In the immediate aftermath of Virginia Tech’s 65-49 loss at Miami Thursday night, Coach Seth Greenberg used words like “ridiculous” and “inept” to describe his team’s play. Even three days later, minutes after a dramatic, bounce-back victory over Boston College Sunday, he reflected back on the Hokies’ performance in South Florida and called it “comical” at times.

The mind-boggling loss earlier in the week, which came after a set of practices Greenberg thought were Virginia Tech’s best all season, sent the coach in search of answers once again, a common theme during a season that hasn’t gone as planned since the calendar turned to 2012.

Greenberg said he spent an hour on the phone with good friend and Michigan State Coach Tom Izzo Friday night. The two commiserated about how Greenberg’s team had talent but was just playing young (Greenberg also said Izzo sagely predicted his Spartans would go into Columbus and beat No. 3 Ohio State Saturday, but that’s another story).

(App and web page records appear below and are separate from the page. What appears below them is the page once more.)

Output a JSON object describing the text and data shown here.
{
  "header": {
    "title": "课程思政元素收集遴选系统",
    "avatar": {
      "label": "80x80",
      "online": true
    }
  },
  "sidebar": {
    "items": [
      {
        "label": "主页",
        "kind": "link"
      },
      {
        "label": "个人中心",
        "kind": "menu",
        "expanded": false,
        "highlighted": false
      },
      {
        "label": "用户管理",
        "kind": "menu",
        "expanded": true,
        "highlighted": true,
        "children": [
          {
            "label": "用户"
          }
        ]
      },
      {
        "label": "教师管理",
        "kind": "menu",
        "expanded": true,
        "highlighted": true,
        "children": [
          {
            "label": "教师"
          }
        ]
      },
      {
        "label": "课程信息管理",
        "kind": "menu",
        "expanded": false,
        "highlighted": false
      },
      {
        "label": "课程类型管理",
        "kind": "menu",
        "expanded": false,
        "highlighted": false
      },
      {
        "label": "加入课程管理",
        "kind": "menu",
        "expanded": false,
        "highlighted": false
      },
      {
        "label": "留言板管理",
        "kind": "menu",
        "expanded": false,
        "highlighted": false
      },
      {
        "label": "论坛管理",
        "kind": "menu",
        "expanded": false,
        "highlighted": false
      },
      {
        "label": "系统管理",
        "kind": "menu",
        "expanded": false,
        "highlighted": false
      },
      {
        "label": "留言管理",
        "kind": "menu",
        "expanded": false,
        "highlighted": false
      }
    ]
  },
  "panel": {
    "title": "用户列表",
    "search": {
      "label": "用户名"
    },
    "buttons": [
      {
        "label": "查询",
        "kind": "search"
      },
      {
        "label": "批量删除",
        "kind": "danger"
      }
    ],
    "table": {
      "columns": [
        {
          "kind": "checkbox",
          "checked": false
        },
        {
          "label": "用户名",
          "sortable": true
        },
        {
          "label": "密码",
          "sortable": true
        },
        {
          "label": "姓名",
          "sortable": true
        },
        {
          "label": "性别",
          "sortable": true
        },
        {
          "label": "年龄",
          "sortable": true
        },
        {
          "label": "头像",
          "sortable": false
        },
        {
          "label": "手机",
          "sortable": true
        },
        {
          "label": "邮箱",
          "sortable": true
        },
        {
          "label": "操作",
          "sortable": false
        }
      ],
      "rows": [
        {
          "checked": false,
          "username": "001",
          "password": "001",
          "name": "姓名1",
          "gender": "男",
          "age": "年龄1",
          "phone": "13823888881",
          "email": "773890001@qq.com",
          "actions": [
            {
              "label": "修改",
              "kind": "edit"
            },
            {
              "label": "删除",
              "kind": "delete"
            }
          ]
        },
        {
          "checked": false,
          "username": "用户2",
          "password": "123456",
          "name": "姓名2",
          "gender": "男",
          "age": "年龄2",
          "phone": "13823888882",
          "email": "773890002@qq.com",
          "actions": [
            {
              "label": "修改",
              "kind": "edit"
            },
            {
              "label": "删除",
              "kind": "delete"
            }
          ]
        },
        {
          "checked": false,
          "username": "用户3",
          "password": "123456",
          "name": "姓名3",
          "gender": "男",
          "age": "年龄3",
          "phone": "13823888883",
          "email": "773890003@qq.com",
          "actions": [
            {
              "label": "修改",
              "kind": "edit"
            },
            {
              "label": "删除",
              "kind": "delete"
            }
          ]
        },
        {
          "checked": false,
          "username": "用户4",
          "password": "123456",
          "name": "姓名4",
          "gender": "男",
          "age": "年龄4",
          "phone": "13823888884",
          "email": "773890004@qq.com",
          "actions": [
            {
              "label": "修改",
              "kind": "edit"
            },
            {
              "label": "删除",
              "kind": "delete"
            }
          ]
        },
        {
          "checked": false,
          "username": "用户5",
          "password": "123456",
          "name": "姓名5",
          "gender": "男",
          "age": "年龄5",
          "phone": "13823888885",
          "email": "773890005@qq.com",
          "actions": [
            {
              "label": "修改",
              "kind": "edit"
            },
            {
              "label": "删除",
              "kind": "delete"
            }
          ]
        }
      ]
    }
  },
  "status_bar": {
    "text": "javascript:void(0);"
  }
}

Perhaps more important, Greenberg went back to basics to a certain degree, announcing to his players in practice this week that the five hardest workers would get the start against Boston College. So senior Dorenzo Hudson returned to the starting lineup and freshman C.J. Barksdale got his first career start, while forward Jarell Eddie came off the bench for the first time all season.

For the second half, Greenberg left Hudson and freshman Marquis Rankin on the bench, instead using freshmen Robert Brown and Dorian Finney-Smith. It was the fourth time in less than a month the coach has switched up his starting lineup.

“The culture of this program was built on being tough and I was not happy with how competitive we were,” said Greenberg, who indicated his lineup will now be decided on a day-by-day basis. “We’re just trying to find one thing that we can redefine ourselves [with], quite honestly.”

Make no mistake, the Hokies’ problems were not solved after they escaped with a narrow victory over a team many predicted before the season would be the worst in the ACC. In fact, with Florida State’s experienced front line looming Thursday and Barksdale now nursing an ankle injury, this may simply be a break from misery for Virginia Tech.

After all, the Hokies led for all of two minutes, 19 seconds total Sunday, trailed by six with 1:44 remaining and allowed the Eagles to shoot 55.8 percent from the field. But after missing potential game-winning or game-tying shots in losses to Minnesota, Wake Forest, Florida State and BYU, there was no mistaking the relief Dorian Finney-Smith’s last-second tip in brought to the locker room.

“I’m just finally glad we handled adversity when we were down,” junior Erick Green said. “I’m just proud of the team, how we came back and responded. When we get down, we usually don’t handle it the right way. But I think today we finally put 40 minutes together and didn’t give up and kept battling.”

Finney-Smith, who came off the bench to deliver his finest game of the season, was a revelation, showing off the multi-faceted skills that made him such a highly-touted recruit. He scored a career-high 17 points, including seven of the Hokies’ final nine points, and grabbed eight rebounds.

It was only two weeks ago that Finney-Smith was mired in an 0-for-25 shooting slump, and Greenberg was taking the blame for not correcting bad habits in his form more quickly. Now he has two impressive performances in the past three games, and Virginia Tech is 9-0 when he scores in double figures.

“His nickname is Doe-Doe and I think his name should be Bambi. He’s just getting his legs,” Greenberg said. “He’s got a gift. He’s just not physically capable of using that gift all the time.”

During his postgame news conference, Greenberg compared the Hokies’ plight this season to Boston College, which is now 8-17 after Sunday’s defeat. The coach said if not for the raised expectations that have come with recent success at Virginia Tech, fans would be willing to chalk up his team’s barrage of losses to building for the future like they have in regard to the Eagles.

But Greenberg’s comparison is wrong, and it’s why Sunday’s victory was particularly important. These Hokies have much more in the cupboard than Boston College, which trotted out a starting lineup featuring four freshmen and a transfer from Oregon.

Though Greenberg is fond of saying he’s using six players that have never played in the ACC, his re-jiggered starting lineup Sunday night also featured two seniors (Hudson and Victor Davila) with 177 career starts between them and Green, who has now scored in double figures in an ACC-high 26-straight games.

For a change, though, Greenberg could worry about all that with a victory in hand. Troubles still may loom ahead for this young group, who now gets to play spoiler with three of its next four games against teams vying for spots in the NCAA tournament. But at least they responded to the changes their coach initiated.

“We’ve got good kids. Are there things that disturb me about them? No doubt about it,” Greenberg said. “Can they be more competitive? No doubt about it. But a lot of that is the young guys don’t really know . . . they don’t know what competitive is yet.”